TASK PROMPT:
Each entry is to be given again precisely, and no picture may be carried over.
== Segment start ==
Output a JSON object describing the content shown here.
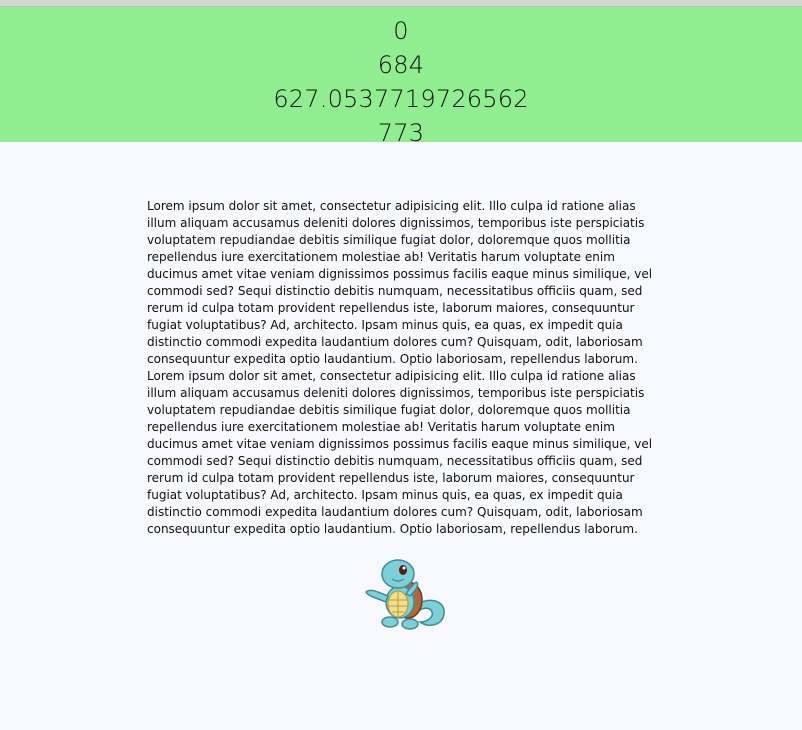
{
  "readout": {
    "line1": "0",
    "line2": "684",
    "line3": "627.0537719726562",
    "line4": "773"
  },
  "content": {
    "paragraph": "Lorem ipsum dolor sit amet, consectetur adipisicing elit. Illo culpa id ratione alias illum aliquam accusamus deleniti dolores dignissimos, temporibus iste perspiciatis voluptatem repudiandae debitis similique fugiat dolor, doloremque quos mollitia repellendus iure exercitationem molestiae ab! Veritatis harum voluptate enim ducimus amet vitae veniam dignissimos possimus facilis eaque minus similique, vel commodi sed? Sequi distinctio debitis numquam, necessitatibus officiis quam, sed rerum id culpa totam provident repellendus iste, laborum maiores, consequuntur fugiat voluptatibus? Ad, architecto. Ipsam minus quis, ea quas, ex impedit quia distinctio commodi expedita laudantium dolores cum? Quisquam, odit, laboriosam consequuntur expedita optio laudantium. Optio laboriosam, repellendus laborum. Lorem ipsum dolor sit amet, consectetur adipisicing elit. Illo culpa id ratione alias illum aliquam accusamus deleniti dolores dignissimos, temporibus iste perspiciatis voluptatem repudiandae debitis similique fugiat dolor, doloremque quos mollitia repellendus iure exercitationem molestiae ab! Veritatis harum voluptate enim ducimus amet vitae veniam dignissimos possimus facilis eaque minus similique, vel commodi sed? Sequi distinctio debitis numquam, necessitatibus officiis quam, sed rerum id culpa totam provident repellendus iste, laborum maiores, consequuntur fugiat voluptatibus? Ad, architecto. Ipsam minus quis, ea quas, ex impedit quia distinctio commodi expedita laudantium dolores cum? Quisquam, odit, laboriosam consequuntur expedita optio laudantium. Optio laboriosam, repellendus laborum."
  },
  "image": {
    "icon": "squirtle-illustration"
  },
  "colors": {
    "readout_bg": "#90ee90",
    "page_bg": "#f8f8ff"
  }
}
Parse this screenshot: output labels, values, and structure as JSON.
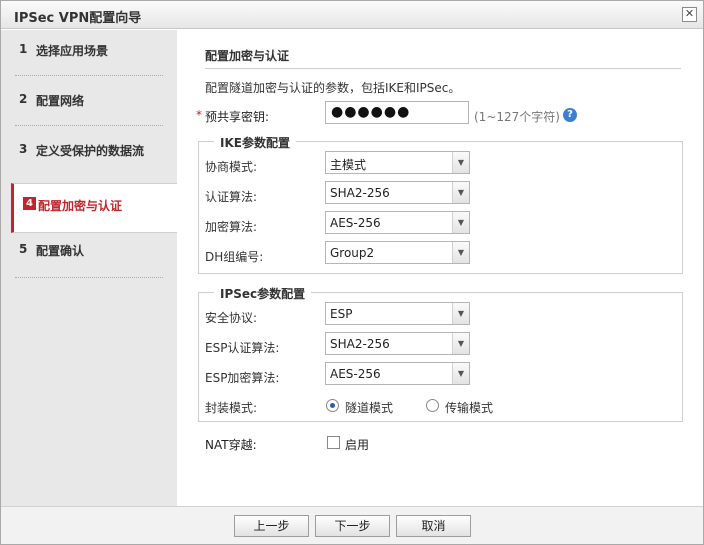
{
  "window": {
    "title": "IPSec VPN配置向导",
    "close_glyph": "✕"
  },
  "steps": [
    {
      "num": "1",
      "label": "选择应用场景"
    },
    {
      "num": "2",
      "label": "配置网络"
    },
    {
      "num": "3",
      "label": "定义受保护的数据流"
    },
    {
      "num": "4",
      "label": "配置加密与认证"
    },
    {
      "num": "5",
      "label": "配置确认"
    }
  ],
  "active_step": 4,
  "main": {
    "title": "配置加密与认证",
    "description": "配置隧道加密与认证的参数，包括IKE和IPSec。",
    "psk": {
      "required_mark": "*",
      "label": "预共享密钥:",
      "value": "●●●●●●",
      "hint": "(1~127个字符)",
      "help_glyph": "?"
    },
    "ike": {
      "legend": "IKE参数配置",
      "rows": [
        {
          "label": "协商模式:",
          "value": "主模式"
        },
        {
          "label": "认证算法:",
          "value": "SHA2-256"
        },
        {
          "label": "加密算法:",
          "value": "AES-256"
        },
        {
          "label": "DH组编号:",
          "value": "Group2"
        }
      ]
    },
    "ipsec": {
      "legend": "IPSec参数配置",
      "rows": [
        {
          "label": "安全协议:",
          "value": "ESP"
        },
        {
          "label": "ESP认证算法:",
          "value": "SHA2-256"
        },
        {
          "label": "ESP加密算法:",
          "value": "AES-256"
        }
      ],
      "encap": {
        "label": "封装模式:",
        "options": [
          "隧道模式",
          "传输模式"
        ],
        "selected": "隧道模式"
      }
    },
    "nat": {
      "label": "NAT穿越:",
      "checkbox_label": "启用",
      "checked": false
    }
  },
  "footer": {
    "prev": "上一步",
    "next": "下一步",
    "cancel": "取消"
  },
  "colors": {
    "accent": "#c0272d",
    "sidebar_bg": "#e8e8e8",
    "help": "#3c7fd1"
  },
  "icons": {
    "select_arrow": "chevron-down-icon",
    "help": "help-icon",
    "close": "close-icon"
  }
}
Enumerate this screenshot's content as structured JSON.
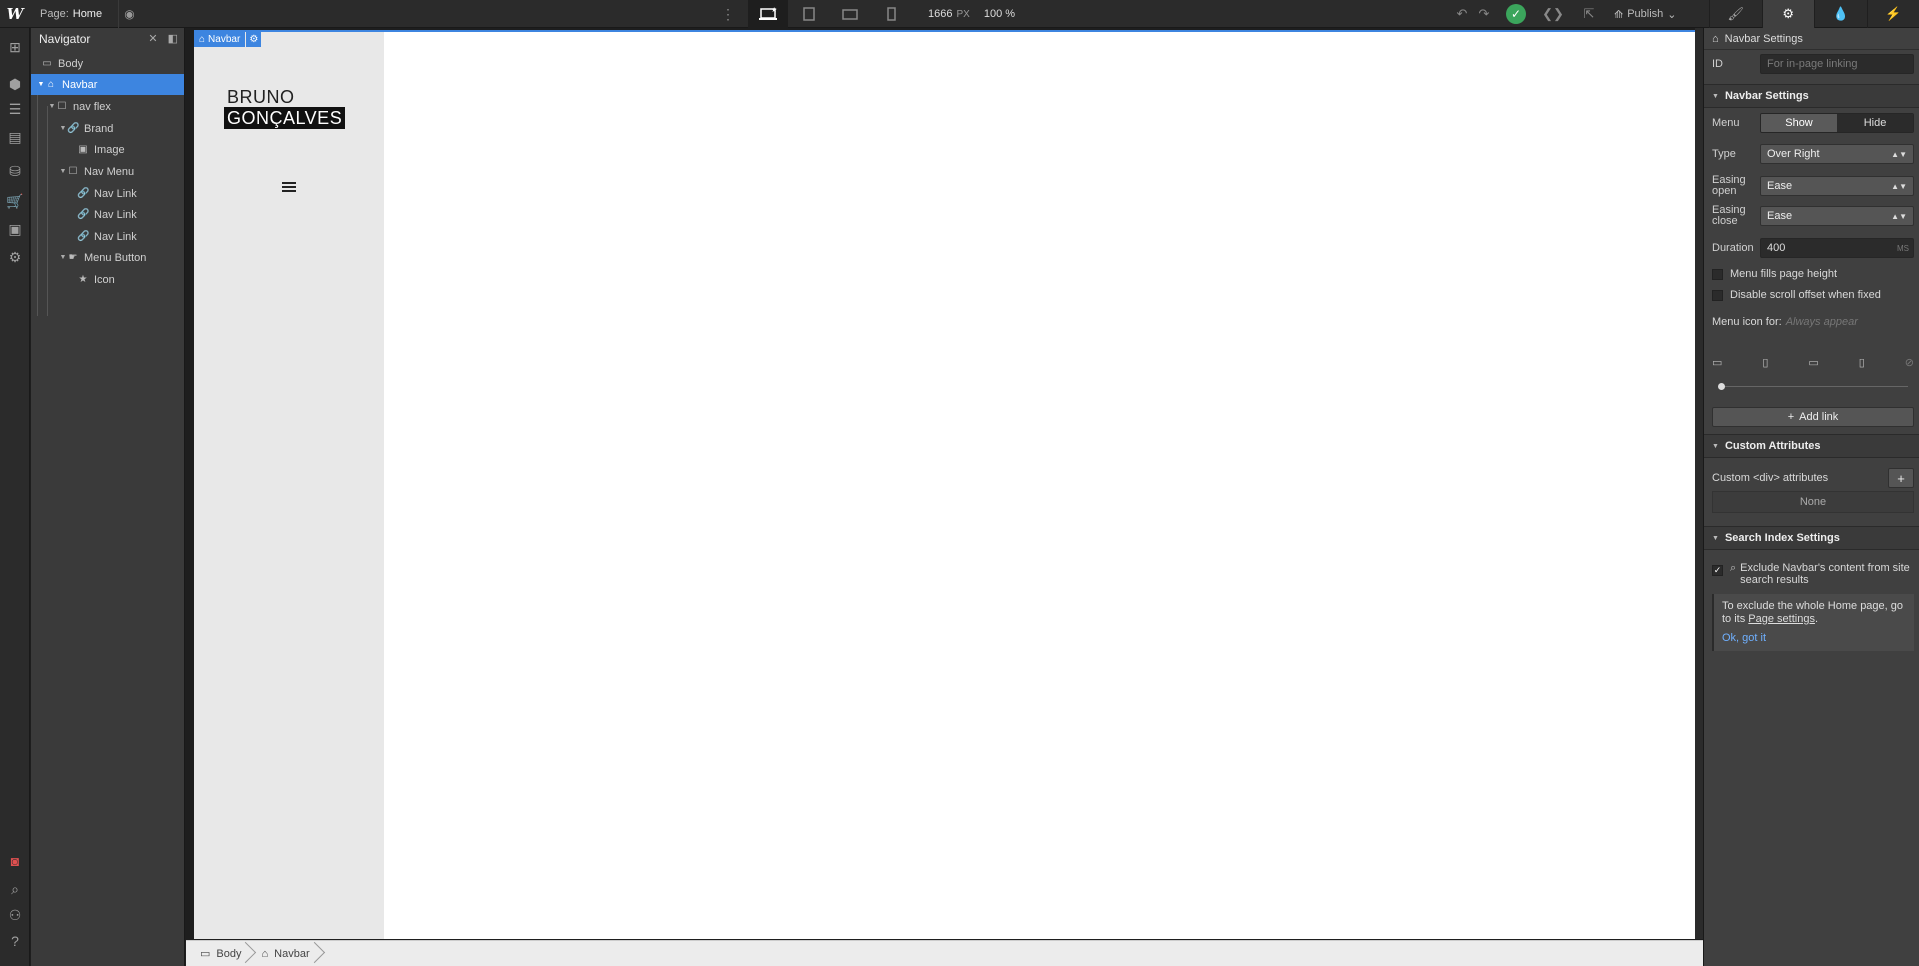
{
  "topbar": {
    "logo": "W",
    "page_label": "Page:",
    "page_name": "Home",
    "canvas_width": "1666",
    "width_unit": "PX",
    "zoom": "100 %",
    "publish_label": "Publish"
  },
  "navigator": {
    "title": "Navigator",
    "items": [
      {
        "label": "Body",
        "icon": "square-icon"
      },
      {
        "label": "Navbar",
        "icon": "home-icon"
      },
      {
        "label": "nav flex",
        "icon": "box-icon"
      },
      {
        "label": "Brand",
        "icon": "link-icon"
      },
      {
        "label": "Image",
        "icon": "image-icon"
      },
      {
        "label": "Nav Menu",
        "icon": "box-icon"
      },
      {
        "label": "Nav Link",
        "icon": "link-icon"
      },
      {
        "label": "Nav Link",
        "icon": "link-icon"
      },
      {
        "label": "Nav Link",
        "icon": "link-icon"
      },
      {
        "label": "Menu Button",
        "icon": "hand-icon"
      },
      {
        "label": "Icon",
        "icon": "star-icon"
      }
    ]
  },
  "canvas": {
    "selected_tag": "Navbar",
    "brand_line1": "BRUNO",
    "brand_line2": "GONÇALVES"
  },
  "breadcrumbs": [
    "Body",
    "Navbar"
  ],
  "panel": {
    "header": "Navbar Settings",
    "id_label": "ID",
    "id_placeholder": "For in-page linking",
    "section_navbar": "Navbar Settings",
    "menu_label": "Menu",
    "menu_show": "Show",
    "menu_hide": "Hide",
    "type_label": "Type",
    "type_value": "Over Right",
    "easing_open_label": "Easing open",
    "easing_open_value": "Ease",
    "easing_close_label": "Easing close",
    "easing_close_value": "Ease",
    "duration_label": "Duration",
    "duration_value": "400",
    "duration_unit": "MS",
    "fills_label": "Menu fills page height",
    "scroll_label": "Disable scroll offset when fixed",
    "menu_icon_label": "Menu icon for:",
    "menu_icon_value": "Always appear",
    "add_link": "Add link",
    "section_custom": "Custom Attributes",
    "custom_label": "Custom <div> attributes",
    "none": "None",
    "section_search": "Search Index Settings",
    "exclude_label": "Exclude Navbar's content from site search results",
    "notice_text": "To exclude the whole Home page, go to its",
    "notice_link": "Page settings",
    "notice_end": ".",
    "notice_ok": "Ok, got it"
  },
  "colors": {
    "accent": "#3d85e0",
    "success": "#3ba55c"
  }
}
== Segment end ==
EXERCISE OUTPUT:
Output a JSON object describing the content shown here.
{
  "readout": {
    "line1": "0",
    "line2": "684",
    "line3": "627.0537719726562",
    "line4": "773"
  },
  "content": {
    "paragraph": "Lorem ipsum dolor sit amet, consectetur adipisicing elit. Illo culpa id ratione alias illum aliquam accusamus deleniti dolores dignissimos, temporibus iste perspiciatis voluptatem repudiandae debitis similique fugiat dolor, doloremque quos mollitia repellendus iure exercitationem molestiae ab! Veritatis harum voluptate enim ducimus amet vitae veniam dignissimos possimus facilis eaque minus similique, vel commodi sed? Sequi distinctio debitis numquam, necessitatibus officiis quam, sed rerum id culpa totam provident repellendus iste, laborum maiores, consequuntur fugiat voluptatibus? Ad, architecto. Ipsam minus quis, ea quas, ex impedit quia distinctio commodi expedita laudantium dolores cum? Quisquam, odit, laboriosam consequuntur expedita optio laudantium. Optio laboriosam, repellendus laborum. Lorem ipsum dolor sit amet, consectetur adipisicing elit. Illo culpa id ratione alias illum aliquam accusamus deleniti dolores dignissimos, temporibus iste perspiciatis voluptatem repudiandae debitis similique fugiat dolor, doloremque quos mollitia repellendus iure exercitationem molestiae ab! Veritatis harum voluptate enim ducimus amet vitae veniam dignissimos possimus facilis eaque minus similique, vel commodi sed? Sequi distinctio debitis numquam, necessitatibus officiis quam, sed rerum id culpa totam provident repellendus iste, laborum maiores, consequuntur fugiat voluptatibus? Ad, architecto. Ipsam minus quis, ea quas, ex impedit quia distinctio commodi expedita laudantium dolores cum? Quisquam, odit, laboriosam consequuntur expedita optio laudantium. Optio laboriosam, repellendus laborum."
  },
  "image": {
    "icon": "squirtle-illustration"
  },
  "colors": {
    "readout_bg": "#90ee90",
    "page_bg": "#f8f8ff"
  }
}
Parse this screenshot: output labels, values, and structure as JSON.
{
  "window": {
    "title": "IPSec VPN配置向导",
    "close_glyph": "✕"
  },
  "steps": [
    {
      "num": "1",
      "label": "选择应用场景"
    },
    {
      "num": "2",
      "label": "配置网络"
    },
    {
      "num": "3",
      "label": "定义受保护的数据流"
    },
    {
      "num": "4",
      "label": "配置加密与认证"
    },
    {
      "num": "5",
      "label": "配置确认"
    }
  ],
  "active_step": 4,
  "main": {
    "title": "配置加密与认证",
    "description": "配置隧道加密与认证的参数，包括IKE和IPSec。",
    "psk": {
      "required_mark": "*",
      "label": "预共享密钥:",
      "value": "●●●●●●",
      "hint": "(1~127个字符)",
      "help_glyph": "?"
    },
    "ike": {
      "legend": "IKE参数配置",
      "rows": [
        {
          "label": "协商模式:",
          "value": "主模式"
        },
        {
          "label": "认证算法:",
          "value": "SHA2-256"
        },
        {
          "label": "加密算法:",
          "value": "AES-256"
        },
        {
          "label": "DH组编号:",
          "value": "Group2"
        }
      ]
    },
    "ipsec": {
      "legend": "IPSec参数配置",
      "rows": [
        {
          "label": "安全协议:",
          "value": "ESP"
        },
        {
          "label": "ESP认证算法:",
          "value": "SHA2-256"
        },
        {
          "label": "ESP加密算法:",
          "value": "AES-256"
        }
      ],
      "encap": {
        "label": "封装模式:",
        "options": [
          "隧道模式",
          "传输模式"
        ],
        "selected": "隧道模式"
      }
    },
    "nat": {
      "label": "NAT穿越:",
      "checkbox_label": "启用",
      "checked": false
    }
  },
  "footer": {
    "prev": "上一步",
    "next": "下一步",
    "cancel": "取消"
  },
  "colors": {
    "accent": "#c0272d",
    "sidebar_bg": "#e8e8e8",
    "help": "#3c7fd1"
  },
  "icons": {
    "select_arrow": "chevron-down-icon",
    "help": "help-icon",
    "close": "close-icon"
  }
}
Enumerate this screenshot's content as structured JSON.
{
  "topbar": {
    "logo": "W",
    "page_label": "Page:",
    "page_name": "Home",
    "canvas_width": "1666",
    "width_unit": "PX",
    "zoom": "100 %",
    "publish_label": "Publish"
  },
  "navigator": {
    "title": "Navigator",
    "items": [
      {
        "label": "Body",
        "icon": "square-icon"
      },
      {
        "label": "Navbar",
        "icon": "home-icon"
      },
      {
        "label": "nav flex",
        "icon": "box-icon"
      },
      {
        "label": "Brand",
        "icon": "link-icon"
      },
      {
        "label": "Image",
        "icon": "image-icon"
      },
      {
        "label": "Nav Menu",
        "icon": "box-icon"
      },
      {
        "label": "Nav Link",
        "icon": "link-icon"
      },
      {
        "label": "Nav Link",
        "icon": "link-icon"
      },
      {
        "label": "Nav Link",
        "icon": "link-icon"
      },
      {
        "label": "Menu Button",
        "icon": "hand-icon"
      },
      {
        "label": "Icon",
        "icon": "star-icon"
      }
    ]
  },
  "canvas": {
    "selected_tag": "Navbar",
    "brand_line1": "BRUNO",
    "brand_line2": "GONÇALVES"
  },
  "breadcrumbs": [
    "Body",
    "Navbar"
  ],
  "panel": {
    "header": "Navbar Settings",
    "id_label": "ID",
    "id_placeholder": "For in-page linking",
    "section_navbar": "Navbar Settings",
    "menu_label": "Menu",
    "menu_show": "Show",
    "menu_hide": "Hide",
    "type_label": "Type",
    "type_value": "Over Right",
    "easing_open_label": "Easing open",
    "easing_open_value": "Ease",
    "easing_close_label": "Easing close",
    "easing_close_value": "Ease",
    "duration_label": "Duration",
    "duration_value": "400",
    "duration_unit": "MS",
    "fills_label": "Menu fills page height",
    "scroll_label": "Disable scroll offset when fixed",
    "menu_icon_label": "Menu icon for:",
    "menu_icon_value": "Always appear",
    "add_link": "Add link",
    "section_custom": "Custom Attributes",
    "custom_label": "Custom <div> attributes",
    "none": "None",
    "section_search": "Search Index Settings",
    "exclude_label": "Exclude Navbar's content from site search results",
    "notice_text": "To exclude the whole Home page, go to its",
    "notice_link": "Page settings",
    "notice_end": ".",
    "notice_ok": "Ok, got it"
  },
  "colors": {
    "accent": "#3d85e0",
    "success": "#3ba55c"
  }
}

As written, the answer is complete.